“The center of our operations these last few days is going to be more in these other locations, and we feel confident we can reach our goal,” he said.

Rusty Papachek, general manager at West Acres, said representatives of the petition sponsoring committee approached mall officials about a week ago, applied for a space and agreed to abide by certain conditions. The request was granted for Thursday only.

“They have their table just off the food court, and they’re not allowed to go out and solicit or campaign,” Papachek said. “We try to protect our private property rights, and we want to treat every petition drive the same.”

He said the last request for a table in the mall to collect petition signatures was made in 2008 by a man who hoped to seek public office. That request was approved, but Papachek said he didn’t believe the man showed up.

The nickname supporters tried to gain access to Ralph Engelstad Arena in Grand Forks to work the crowds at UND hockey games last month against Harvard, Minnesota and Wisconsin. They were denied access inside by arena officials, an action upheld in Grand Forks County District Court.

Despite that setback, Johnson said, “We’ve had great success (working outside) at the hockey games at UND and, believe it or not, at the (North Dakota State University) Bison football game” in Fargo last month.

“We got between 500 and 600 signatures on each petition there,” he said.

He said he’s had “great success” at hockey games and other events in Bis-marck, and petition circulators “were hopping at the recent Ag Expo in Minot.”

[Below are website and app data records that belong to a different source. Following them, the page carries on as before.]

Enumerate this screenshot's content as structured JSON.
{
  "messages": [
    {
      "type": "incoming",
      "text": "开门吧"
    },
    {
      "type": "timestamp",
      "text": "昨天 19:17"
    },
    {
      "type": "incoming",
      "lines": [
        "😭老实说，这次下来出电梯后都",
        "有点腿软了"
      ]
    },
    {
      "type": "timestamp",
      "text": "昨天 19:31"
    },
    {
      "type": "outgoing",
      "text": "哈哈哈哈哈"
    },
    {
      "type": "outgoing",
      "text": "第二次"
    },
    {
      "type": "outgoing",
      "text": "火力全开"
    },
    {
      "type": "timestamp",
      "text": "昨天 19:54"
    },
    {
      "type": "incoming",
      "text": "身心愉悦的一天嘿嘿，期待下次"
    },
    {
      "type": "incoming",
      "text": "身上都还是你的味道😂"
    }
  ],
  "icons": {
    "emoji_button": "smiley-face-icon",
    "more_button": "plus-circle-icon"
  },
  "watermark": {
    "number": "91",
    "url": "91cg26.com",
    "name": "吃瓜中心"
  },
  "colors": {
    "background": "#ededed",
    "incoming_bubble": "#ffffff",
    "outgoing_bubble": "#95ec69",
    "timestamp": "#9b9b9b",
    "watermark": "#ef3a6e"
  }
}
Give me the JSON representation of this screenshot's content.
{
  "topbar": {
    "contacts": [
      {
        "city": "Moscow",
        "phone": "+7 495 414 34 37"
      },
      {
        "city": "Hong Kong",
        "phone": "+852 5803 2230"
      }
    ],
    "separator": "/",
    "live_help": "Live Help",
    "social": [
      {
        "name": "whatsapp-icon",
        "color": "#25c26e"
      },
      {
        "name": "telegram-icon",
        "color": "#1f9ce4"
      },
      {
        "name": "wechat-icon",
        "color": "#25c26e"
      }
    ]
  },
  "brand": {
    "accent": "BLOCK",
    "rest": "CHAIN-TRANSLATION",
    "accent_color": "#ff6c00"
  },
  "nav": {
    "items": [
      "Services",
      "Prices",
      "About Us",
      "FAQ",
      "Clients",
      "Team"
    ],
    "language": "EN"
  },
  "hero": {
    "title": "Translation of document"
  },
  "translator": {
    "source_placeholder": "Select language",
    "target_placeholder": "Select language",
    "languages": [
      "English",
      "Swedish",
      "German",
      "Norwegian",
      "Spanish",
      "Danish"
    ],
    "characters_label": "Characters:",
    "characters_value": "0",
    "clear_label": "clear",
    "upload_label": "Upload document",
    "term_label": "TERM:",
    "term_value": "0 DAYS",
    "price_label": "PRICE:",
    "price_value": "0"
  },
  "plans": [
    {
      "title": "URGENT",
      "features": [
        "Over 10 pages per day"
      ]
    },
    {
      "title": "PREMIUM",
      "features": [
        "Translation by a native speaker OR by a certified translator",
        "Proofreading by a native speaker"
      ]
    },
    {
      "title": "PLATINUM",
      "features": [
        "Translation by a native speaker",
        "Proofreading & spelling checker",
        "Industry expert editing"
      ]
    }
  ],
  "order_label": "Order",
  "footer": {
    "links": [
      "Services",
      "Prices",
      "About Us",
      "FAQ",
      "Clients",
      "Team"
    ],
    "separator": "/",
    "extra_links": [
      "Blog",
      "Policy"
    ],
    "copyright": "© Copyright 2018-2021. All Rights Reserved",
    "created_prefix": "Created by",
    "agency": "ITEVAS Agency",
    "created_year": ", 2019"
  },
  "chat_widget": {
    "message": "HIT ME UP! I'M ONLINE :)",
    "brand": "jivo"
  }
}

“We want to make a good push here, and we’re confident we’ll succeed,” Johnson said. “By nature, when there’s a deadline looming, that’s when people take a little more interest and try to get their names on the petitions.”

The referral petitions are aimed at “repealing the repeal,” overturning a law adopted in the November special legislative session that repealed an earlier law requiring UND to retain the nickname. If the petitions bear the required number of signatures, are filed by the deadline and certified by Secretary of State Al Jaeger, the November law will be suspended and the original nickname law will be in effect until voters decide the issue in June.

Nickname supporters are also circulating petitions for an initiated measure to amend North Dakota’s Constitution to declare that UND athletic teams must be the Fighting Sioux. That effort requires the filing of 27,000 signatures by Aug. 8 to make the November general election ballot.

“This whole effort is to allow the people to vote, to choose. We’ll accept the outcome either way. That’s the right thing to do, the American way.”

There has been no obvious active opposition to the petition drive, but many who say they wish the Fighting Sioux name could continue have voiced concern that the referral and initiative could cost UND its membership in the Big Sky Conference and damage the university’s athletics program.

“There’s been some of that” expressed to petition circulators, Johnson said, but nickname supporters respond that UND has been granted Big Sky membership “and they need UND more than UND needs the Big Sky.”

Petition drive locations

With its deadline five days away, organizers of a petition drive to put retention of the Fighting Sioux nickname to a statewide vote in June have fanned out across the state. Here’s where they’ve set up shop:

<•> Fargo: Event was held Thursday at West Acres Shopping Center

<•> Bismarck: Today at the state Capitol

<•> Minot: Today and Monday at Pringle and Herigstad law firm and today through Sunday at a pool and dart tournament at the Holiday Inn

<•> Devils Lake: Through Monday at Mr. and Mrs. J’s Restaurant and Old Main Street Café


Chuck Haga writes for the Grand Forks Herald